Training and development (public health consultant and specialist)

This page provides information about the programme for specialty training in public health.

Specialty training programme

The following information is summarised from the detailed information on pages of the Faculty of Public Health’s specialty training pages, which should be consulted for full and up-to-date details.

This is the main route for training to become a public health specialist. Trainees following this programme are referred to as specialty registrars (StRs). Public health training usually lasts five years, full time. Part-time training takes proportionately longer. The five years usually includes one year (full or part-time) on an academic course, and 48 months in specialty training posts.

Every post in public health is potentially available as a part-time post. Registrars should consult with their local training programme director or faculty adviser (or both) for more information on training part time.

Play the video to hear about a registrar's varied experiences during training to become a specialist in public health.

Download transcript

All trainees are required to gain experience in at least two different training locations, in addition to health protection experience, in order to be exposed to a wide range of organisational cultures and public health issues.

Trainees who express an interest in developing special interests are able to achieve additional learning outcomes through trainee-selected special interest options. The key areas within which competence may be taken beyond the core training requirements are:

  • health improvement
  • health protection
  • health and social service quality
  • public health information and intelligence
  • academic public health

The curriculum covers nine broad competency areas. These nine key areas relate to the three 'domains' of public health (health protection, health improvement and healthcare public health) and are derived from a description of what a consultant in public health is able to do, in what setting and how they deliver their service.

Specialty training should equip registrars to work as public health consultants.

Assessment

The Part A examination is intended to test a candidate's knowledge, understanding and basic application of the scientific bases of public health. It is usually taken within 12 to 18 months of starting training.

The Part B examination is a ‘shows how’ assessment of the candidate's ability to apply relevant knowledge, skills and attitudes to the practice of public health. It is designed to be taken and passed with at least two full years of training left.

Assessing satisfactory progress in the training programme

Responsibility for assessment lies with the employing local Health Education England (HEE) office and is achieved through an annual review of the progress trainees are making in training (called the Annual Review of Competence Progression or ARCP).

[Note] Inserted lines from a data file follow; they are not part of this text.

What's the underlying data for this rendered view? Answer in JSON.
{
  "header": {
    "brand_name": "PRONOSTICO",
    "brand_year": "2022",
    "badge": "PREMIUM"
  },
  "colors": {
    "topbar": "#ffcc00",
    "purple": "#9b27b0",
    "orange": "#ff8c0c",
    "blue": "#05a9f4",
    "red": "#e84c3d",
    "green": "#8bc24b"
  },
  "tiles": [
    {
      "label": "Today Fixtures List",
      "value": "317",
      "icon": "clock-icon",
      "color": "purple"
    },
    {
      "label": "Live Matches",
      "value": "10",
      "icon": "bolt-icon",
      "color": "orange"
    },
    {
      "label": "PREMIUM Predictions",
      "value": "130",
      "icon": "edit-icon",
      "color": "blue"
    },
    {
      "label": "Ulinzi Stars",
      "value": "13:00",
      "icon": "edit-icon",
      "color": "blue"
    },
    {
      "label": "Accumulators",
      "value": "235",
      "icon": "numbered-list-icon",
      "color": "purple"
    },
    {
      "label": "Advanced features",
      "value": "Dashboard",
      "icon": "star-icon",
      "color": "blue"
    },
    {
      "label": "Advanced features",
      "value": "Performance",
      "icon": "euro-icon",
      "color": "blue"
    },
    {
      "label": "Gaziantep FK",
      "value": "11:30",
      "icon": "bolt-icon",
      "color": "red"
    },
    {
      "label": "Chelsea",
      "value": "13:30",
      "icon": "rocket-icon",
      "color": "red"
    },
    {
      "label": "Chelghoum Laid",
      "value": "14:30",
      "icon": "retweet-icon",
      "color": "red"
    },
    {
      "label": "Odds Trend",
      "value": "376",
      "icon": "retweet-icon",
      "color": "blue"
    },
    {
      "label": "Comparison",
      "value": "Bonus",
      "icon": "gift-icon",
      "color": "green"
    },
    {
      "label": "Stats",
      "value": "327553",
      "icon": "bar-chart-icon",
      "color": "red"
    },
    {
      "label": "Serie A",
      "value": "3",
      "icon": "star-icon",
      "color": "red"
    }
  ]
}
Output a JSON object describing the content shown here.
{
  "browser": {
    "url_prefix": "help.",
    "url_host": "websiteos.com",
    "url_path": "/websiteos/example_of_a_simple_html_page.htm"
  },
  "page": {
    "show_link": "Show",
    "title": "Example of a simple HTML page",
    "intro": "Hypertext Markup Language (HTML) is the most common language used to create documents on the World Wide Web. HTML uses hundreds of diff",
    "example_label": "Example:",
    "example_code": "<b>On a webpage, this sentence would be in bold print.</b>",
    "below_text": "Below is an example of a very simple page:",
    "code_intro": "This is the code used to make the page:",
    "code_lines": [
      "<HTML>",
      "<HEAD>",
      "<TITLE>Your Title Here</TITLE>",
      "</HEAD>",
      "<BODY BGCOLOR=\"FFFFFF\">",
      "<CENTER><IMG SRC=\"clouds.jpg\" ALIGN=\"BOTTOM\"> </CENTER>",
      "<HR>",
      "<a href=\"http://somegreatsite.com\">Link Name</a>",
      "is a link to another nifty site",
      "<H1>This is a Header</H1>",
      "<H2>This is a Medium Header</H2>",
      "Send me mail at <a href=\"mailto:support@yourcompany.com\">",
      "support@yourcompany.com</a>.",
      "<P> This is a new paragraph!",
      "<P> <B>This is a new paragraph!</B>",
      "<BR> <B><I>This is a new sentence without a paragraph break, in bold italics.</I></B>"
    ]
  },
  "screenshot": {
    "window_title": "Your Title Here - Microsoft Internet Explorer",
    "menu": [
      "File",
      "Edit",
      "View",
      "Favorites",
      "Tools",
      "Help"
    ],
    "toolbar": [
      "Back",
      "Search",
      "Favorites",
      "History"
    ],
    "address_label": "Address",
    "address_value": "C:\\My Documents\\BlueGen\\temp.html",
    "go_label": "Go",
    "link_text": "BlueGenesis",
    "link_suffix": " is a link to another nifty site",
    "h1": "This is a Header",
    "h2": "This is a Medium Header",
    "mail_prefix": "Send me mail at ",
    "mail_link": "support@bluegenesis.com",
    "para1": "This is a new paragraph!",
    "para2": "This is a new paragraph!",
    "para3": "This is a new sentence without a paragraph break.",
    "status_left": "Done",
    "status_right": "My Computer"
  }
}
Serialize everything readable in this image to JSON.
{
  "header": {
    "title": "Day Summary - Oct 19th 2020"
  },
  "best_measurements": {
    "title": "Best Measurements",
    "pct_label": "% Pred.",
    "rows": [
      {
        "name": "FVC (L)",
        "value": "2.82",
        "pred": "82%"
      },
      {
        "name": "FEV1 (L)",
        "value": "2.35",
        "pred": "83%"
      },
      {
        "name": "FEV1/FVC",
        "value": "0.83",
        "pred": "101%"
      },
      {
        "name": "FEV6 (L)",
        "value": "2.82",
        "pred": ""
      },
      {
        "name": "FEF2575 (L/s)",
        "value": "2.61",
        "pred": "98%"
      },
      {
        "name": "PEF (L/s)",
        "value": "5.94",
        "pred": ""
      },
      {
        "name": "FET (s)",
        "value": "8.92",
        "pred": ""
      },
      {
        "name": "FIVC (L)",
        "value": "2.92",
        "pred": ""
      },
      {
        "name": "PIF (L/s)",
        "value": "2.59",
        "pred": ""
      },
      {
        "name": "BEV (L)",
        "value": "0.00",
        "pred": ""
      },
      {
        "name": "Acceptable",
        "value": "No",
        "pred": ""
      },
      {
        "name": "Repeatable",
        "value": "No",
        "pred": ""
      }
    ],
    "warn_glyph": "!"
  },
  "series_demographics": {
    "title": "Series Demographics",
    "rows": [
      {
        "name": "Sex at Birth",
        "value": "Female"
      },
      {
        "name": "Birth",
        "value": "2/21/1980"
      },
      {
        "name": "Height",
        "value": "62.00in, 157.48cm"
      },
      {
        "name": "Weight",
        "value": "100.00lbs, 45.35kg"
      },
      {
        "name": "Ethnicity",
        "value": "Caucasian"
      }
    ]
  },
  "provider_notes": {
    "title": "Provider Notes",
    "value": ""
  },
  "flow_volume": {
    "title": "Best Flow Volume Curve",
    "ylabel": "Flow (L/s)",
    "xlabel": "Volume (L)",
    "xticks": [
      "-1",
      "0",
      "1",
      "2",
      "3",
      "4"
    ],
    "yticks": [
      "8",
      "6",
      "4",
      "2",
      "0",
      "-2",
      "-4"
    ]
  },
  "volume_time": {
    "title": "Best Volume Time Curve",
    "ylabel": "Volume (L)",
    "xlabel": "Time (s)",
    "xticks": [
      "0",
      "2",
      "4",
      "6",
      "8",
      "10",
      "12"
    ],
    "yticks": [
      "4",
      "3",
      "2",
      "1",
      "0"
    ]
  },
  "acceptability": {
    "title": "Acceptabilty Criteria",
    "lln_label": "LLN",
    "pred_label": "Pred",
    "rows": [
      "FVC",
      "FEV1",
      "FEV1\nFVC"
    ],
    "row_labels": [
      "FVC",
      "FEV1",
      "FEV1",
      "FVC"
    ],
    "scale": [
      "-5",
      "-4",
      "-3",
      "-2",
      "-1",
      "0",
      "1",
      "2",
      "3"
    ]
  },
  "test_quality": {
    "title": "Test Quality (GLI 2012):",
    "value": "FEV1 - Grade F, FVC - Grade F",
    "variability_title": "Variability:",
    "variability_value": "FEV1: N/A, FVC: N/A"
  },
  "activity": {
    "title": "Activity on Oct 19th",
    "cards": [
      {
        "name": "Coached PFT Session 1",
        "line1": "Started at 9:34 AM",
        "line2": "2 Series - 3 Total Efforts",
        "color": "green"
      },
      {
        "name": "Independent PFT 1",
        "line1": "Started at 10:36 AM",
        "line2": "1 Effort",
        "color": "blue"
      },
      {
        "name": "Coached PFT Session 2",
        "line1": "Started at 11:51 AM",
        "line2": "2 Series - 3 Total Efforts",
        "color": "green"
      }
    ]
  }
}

The Faculty of Public Health curriculum sets out the knowledge, skills and learning outcomes that need to be achieved during the training programme.

Completion of training

On successful completion of the specialty training programme, having acquired all the skills required by the curriculum, registrars are eligible for entry to the specialist register. For registrars from a medical or dental background, this will be with the General Medical Council (GMC) or the General Dental Council (GDC). Those from any other background must register with the UK Public Health Register (UKPHR).

Following successful specialty registration there is also a requirement to become a member of the Faculty of Public Health (FPH) to pursue a programme of continuing professional development in accordance with their requirements, to undertake revalidation, audit or other measures required to remain on the relevant register.

 

 

 

  • For those committed to an academic career, it is possible to undertake specialty training in public health in combination with training in research and education. These are called academic clinical fellowships (ACFs) and clinical lectureships (CL). You can find out more about sample roles on our public health academic role page. 

  • If you're thinking of training to become a dental public health specialist in the UK you must first complete a training programme approved by the General Dental Council (GDC), and then apply for the award of a Certificate of Completion of Specialist Training (CCST) to gain entry on to the specialist list for dental public health. You must hold full GDC registration to be awarded a CCST. The GDC has approved a curriculum in dental public health.

Partner logos

Make a comment or report a problem with this page

Help us improve